> **What to work on**
Tally the lines of the data that include the word "price". Only the number is to be returned.

::: Exercise input

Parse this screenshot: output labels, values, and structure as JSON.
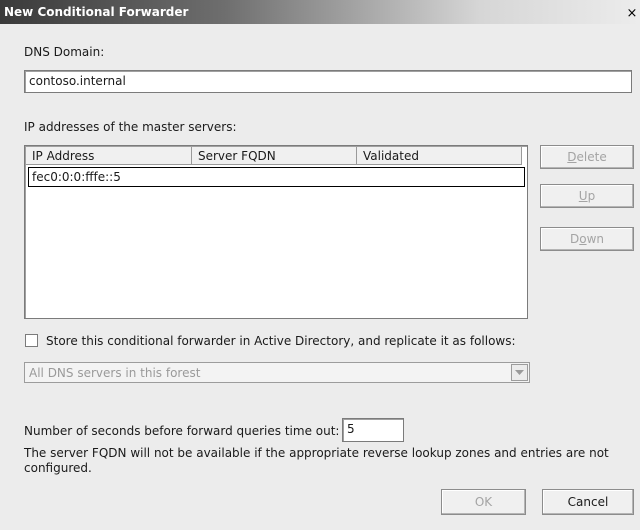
{
  "window": {
    "title": "New Conditional Forwarder",
    "close_glyph": "×"
  },
  "dns_domain": {
    "label": "DNS Domain:",
    "value": "contoso.internal"
  },
  "master_servers": {
    "label": "IP addresses of the master servers:",
    "columns": [
      "IP Address",
      "Server FQDN",
      "Validated"
    ],
    "rows": [
      {
        "ip": "fec0:0:0:fffe::5",
        "fqdn": "",
        "validated": ""
      }
    ]
  },
  "side_buttons": {
    "delete": {
      "accel": "D",
      "rest": "elete"
    },
    "up": {
      "accel": "U",
      "rest": "p"
    },
    "down": {
      "pre": "D",
      "accel": "o",
      "rest": "wn"
    }
  },
  "store_ad": {
    "label": "Store this conditional forwarder in Active Directory, and replicate it as follows:",
    "checked": false,
    "replication_value": "All DNS servers in this forest"
  },
  "timeout": {
    "label": "Number of seconds before forward queries time out:",
    "value": "5"
  },
  "note": "The server FQDN will not be available if the appropriate reverse lookup zones and entries are not configured.",
  "footer": {
    "ok_label": "OK",
    "cancel_label": "Cancel"
  },
  "icons": {
    "close": "close-icon",
    "dropdown": "chevron-down-icon"
  },
  "colors": {
    "dialog_bg": "#ececec",
    "title_dark": "#3a3a3a",
    "disabled_text": "#a4a4a4"
  }
}
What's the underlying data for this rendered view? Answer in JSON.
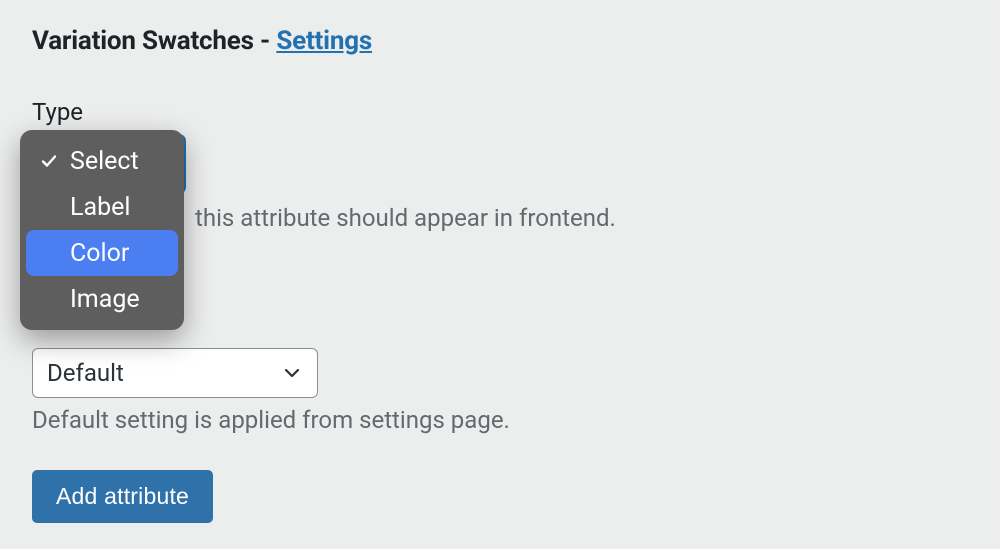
{
  "heading": {
    "prefix": "Variation Swatches - ",
    "link": "Settings"
  },
  "type_field": {
    "label": "Type",
    "description_fragment": "this attribute should appear in frontend."
  },
  "second_select": {
    "value": "Default",
    "helper": "Default setting is applied from settings page."
  },
  "button": {
    "label": "Add attribute"
  },
  "dropdown": {
    "items": [
      {
        "label": "Select",
        "checked": true,
        "highlighted": false
      },
      {
        "label": "Label",
        "checked": false,
        "highlighted": false
      },
      {
        "label": "Color",
        "checked": false,
        "highlighted": true
      },
      {
        "label": "Image",
        "checked": false,
        "highlighted": false
      }
    ]
  }
}
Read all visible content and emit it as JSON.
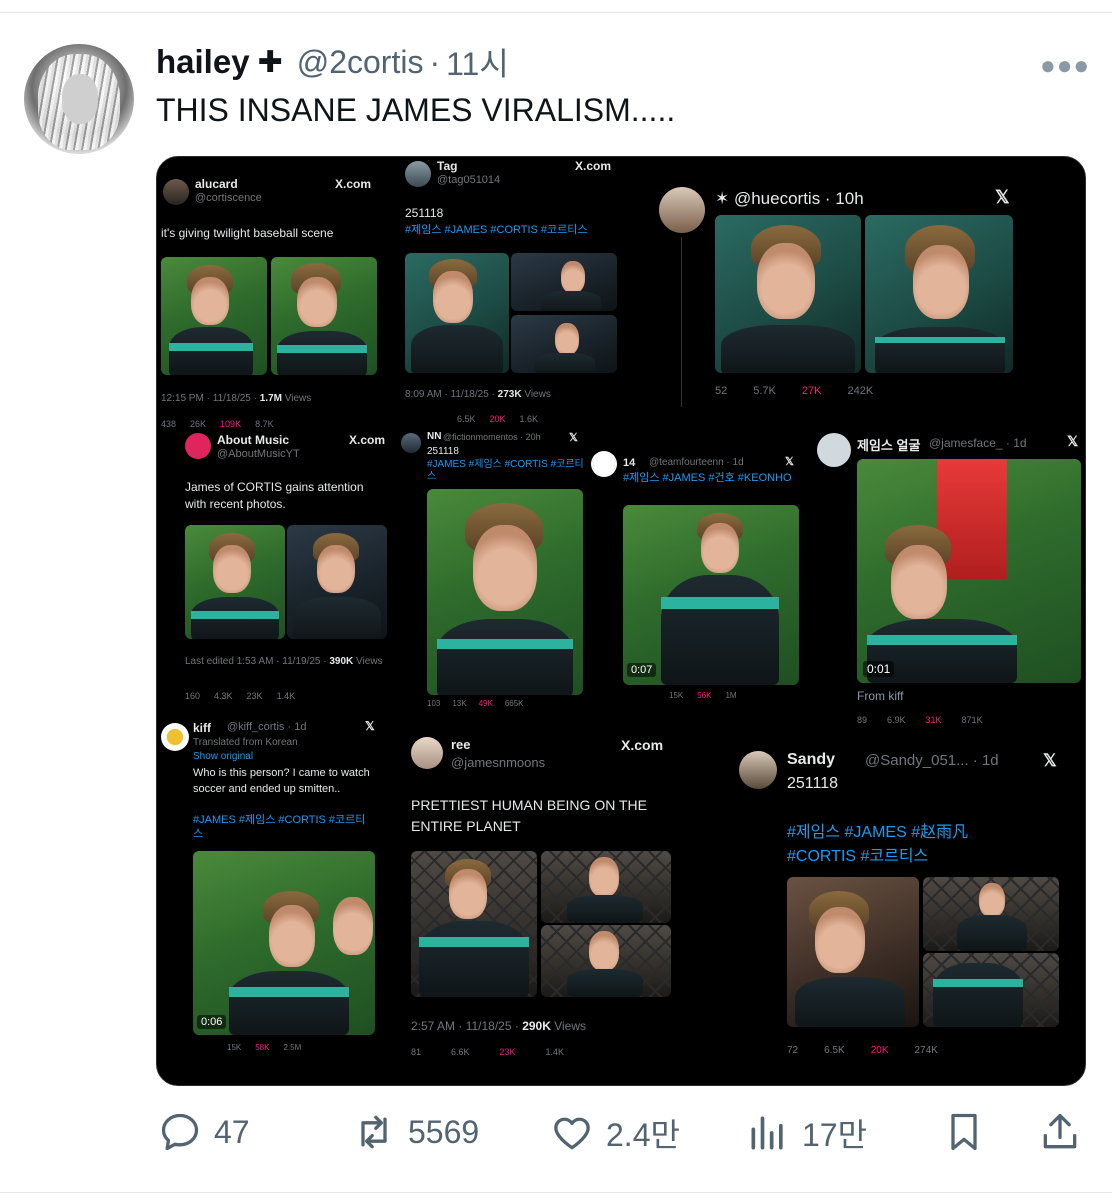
{
  "tweet": {
    "author_name": "hailey",
    "author_symbol": "✚",
    "handle": "@2cortis",
    "separator": "·",
    "time": "11시",
    "more_icon": "more-icon",
    "text": "THIS INSANE JAMES VIRALISM....."
  },
  "cards": {
    "c1": {
      "name": "alucard",
      "handle": "@cortiscence",
      "xlabel": "X.com",
      "text": "it's giving twilight baseball scene",
      "meta_pre": "12:15 PM · 11/18/25 · ",
      "meta_bold": "1.7M",
      "meta_post": " Views",
      "s1": "438",
      "s2": "26K",
      "s3": "109K",
      "s4": "8.7K"
    },
    "c2": {
      "name": "Tag",
      "handle": "@tag051014",
      "xlabel": "X.com",
      "text": "251118",
      "tags": "#제임스 #JAMES #CORTIS #코르티스",
      "meta_pre": "8:09 AM · 11/18/25 · ",
      "meta_bold": "273K",
      "meta_post": " Views",
      "s2": "6.5K",
      "s3": "20K",
      "s4": "1.6K"
    },
    "c3": {
      "handle": "✶ @huecortis · 10h",
      "xlabel": "𝕏",
      "s1": "52",
      "s2": "5.7K",
      "s3": "27K",
      "s4": "242K"
    },
    "c4": {
      "name": "About Music",
      "handle": "@AboutMusicYT",
      "xlabel": "X.com",
      "text": "James of CORTIS gains attention with recent photos.",
      "meta_pre": "Last edited 1:53 AM · 11/19/25 · ",
      "meta_bold": "390K",
      "meta_post": "Views",
      "s1": "160",
      "s2": "4.3K",
      "s3": "23K",
      "s4": "1.4K"
    },
    "c5": {
      "name": "NN",
      "handle": "@fictionmomentos · 20h",
      "xlabel": "𝕏",
      "text": "251118",
      "tags": "#JAMES #제임스 #CORTIS #코르티스",
      "s1": "103",
      "s2": "13K",
      "s3": "49K",
      "s4": "665K"
    },
    "c6": {
      "name": "14",
      "handle": "@teamfourteenn · 1d",
      "xlabel": "𝕏",
      "tags": "#제임스 #JAMES #건호 #KEONHO",
      "duration": "0:07",
      "s2": "15K",
      "s3": "56K",
      "s4": "1M"
    },
    "c7": {
      "name": "제임스 얼굴",
      "handle": "@jamesface_ · 1d",
      "xlabel": "𝕏",
      "duration": "0:01",
      "caption": "From kiff",
      "s1": "89",
      "s2": "6.9K",
      "s3": "31K",
      "s4": "871K"
    },
    "c8": {
      "name": "kiff",
      "handle": "@kiff_cortis · 1d",
      "xlabel": "𝕏",
      "translated": "Translated from Korean",
      "show_original": "Show original",
      "text": "Who is this person? I came to watch soccer and ended up smitten..",
      "tags": "#JAMES #제임스 #CORTIS #코르티스",
      "duration": "0:06",
      "s2": "15K",
      "s3": "58K",
      "s4": "2.5M"
    },
    "c9": {
      "name": "ree",
      "handle": "@jamesnmoons",
      "xlabel": "X.com",
      "text": "PRETTIEST HUMAN BEING ON THE ENTIRE PLANET",
      "meta_pre": "2:57 AM · 11/18/25 · ",
      "meta_bold": "290K",
      "meta_post": " Views",
      "s1": "81",
      "s2": "6.6K",
      "s3": "23K",
      "s4": "1.4K"
    },
    "c10": {
      "name": "Sandy",
      "handle": "@Sandy_051... · 1d",
      "xlabel": "𝕏",
      "text": "251118",
      "tags": "#제임스 #JAMES #赵雨凡 #CORTIS #코르티스",
      "s1": "72",
      "s2": "6.5K",
      "s3": "20K",
      "s4": "274K"
    }
  },
  "stats": {
    "replies": "47",
    "reposts": "5569",
    "likes": "2.4만",
    "views": "17만"
  },
  "colors": {
    "like_pink": "#f91880",
    "link_blue": "#1d9bf0",
    "muted": "#536471"
  }
}
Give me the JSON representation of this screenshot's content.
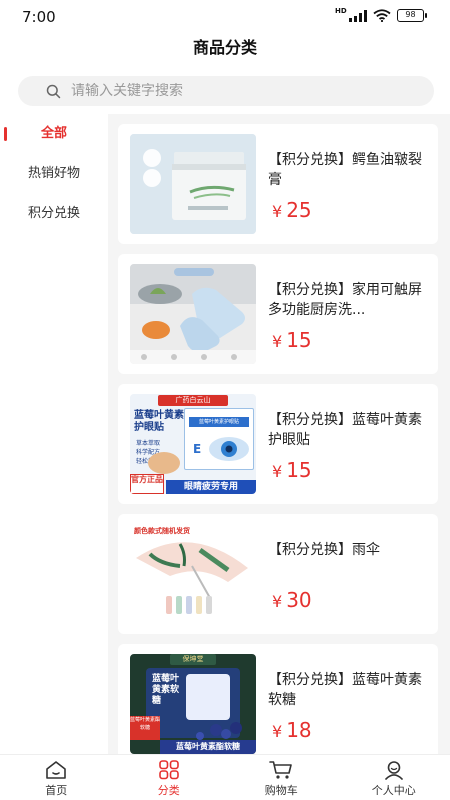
{
  "status": {
    "time": "7:00",
    "network": "HD",
    "battery": "98"
  },
  "header": {
    "title": "商品分类"
  },
  "search": {
    "placeholder": "请输入关键字搜索"
  },
  "sidebar": {
    "items": [
      {
        "label": "全部",
        "active": true
      },
      {
        "label": "热销好物",
        "active": false
      },
      {
        "label": "积分兑换",
        "active": false
      }
    ]
  },
  "products": [
    {
      "title": "【积分兑换】鳄鱼油皲裂膏",
      "currency": "¥",
      "price": "25"
    },
    {
      "title": "【积分兑换】家用可触屏多功能厨房洗...",
      "currency": "¥",
      "price": "15"
    },
    {
      "title": "【积分兑换】蓝莓叶黄素护眼贴",
      "currency": "¥",
      "price": "15"
    },
    {
      "title": "【积分兑换】雨伞",
      "currency": "¥",
      "price": "30"
    },
    {
      "title": "【积分兑换】蓝莓叶黄素软糖",
      "currency": "¥",
      "price": "18"
    }
  ],
  "product_images": {
    "p1": {
      "icon": "cream-jar-image"
    },
    "p2": {
      "icon": "gloves-image"
    },
    "p3": {
      "top_text": "广药白云山",
      "name": "蓝莓叶黄素护眼贴",
      "features": [
        "草本萃取",
        "科学配方",
        "轻松舒缓"
      ],
      "badge": "官方正品",
      "banner": "眼睛疲劳专用",
      "box_text": "蓝莓叶黄素护眼贴"
    },
    "p4": {
      "note": "颜色款式随机发货"
    },
    "p5": {
      "top_text": "保坤堂",
      "name": "蓝莓叶黄素软糖",
      "side_label": "蓝莓叶黄素酯软糖",
      "banner": "蓝莓叶黄素酯软糖"
    }
  },
  "tabbar": {
    "items": [
      {
        "label": "首页",
        "icon": "home-icon",
        "active": false
      },
      {
        "label": "分类",
        "icon": "category-icon",
        "active": true
      },
      {
        "label": "购物车",
        "icon": "cart-icon",
        "active": false
      },
      {
        "label": "个人中心",
        "icon": "profile-icon",
        "active": false
      }
    ]
  },
  "colors": {
    "accent": "#e5312f",
    "content_bg": "#f5f5f5",
    "search_bg": "#f2f2f2"
  }
}
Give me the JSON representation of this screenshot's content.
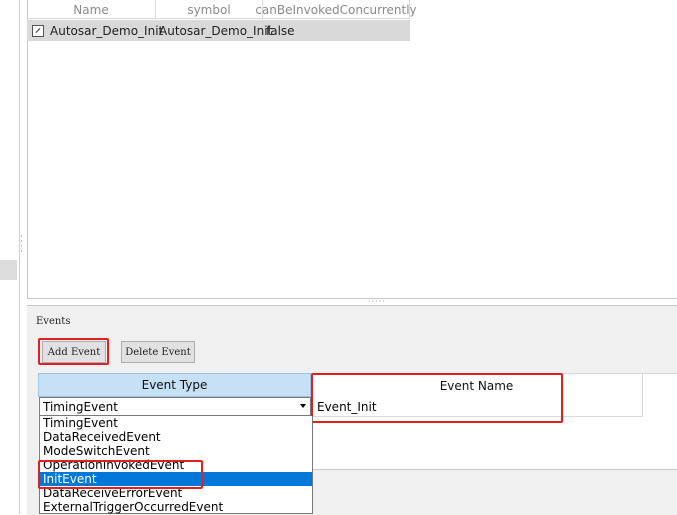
{
  "runnables_table": {
    "columns": [
      "Name",
      "symbol",
      "canBeInvokedConcurrently"
    ],
    "rows": [
      {
        "name": "Autosar_Demo_Init",
        "symbol": "Autosar_Demo_Init",
        "concurrent": "false"
      }
    ]
  },
  "events": {
    "section_label": "Events",
    "add_button": "Add Event",
    "delete_button": "Delete Event",
    "grid": {
      "col_type": "Event Type",
      "col_name": "Event Name",
      "row": {
        "type": "TimingEvent",
        "name": "Event_Init"
      }
    },
    "dropdown": {
      "options": [
        "TimingEvent",
        "DataReceivedEvent",
        "ModeSwitchEvent",
        "OperationInvokedEvent",
        "InitEvent",
        "DataReceiveErrorEvent",
        "ExternalTriggerOccurredEvent"
      ],
      "highlighted": "InitEvent"
    }
  },
  "colors": {
    "highlight_red": "#e02020",
    "selection_blue": "#0078d7",
    "header_blue": "#c6e0f5"
  }
}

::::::

> **Answer for this exercise**
5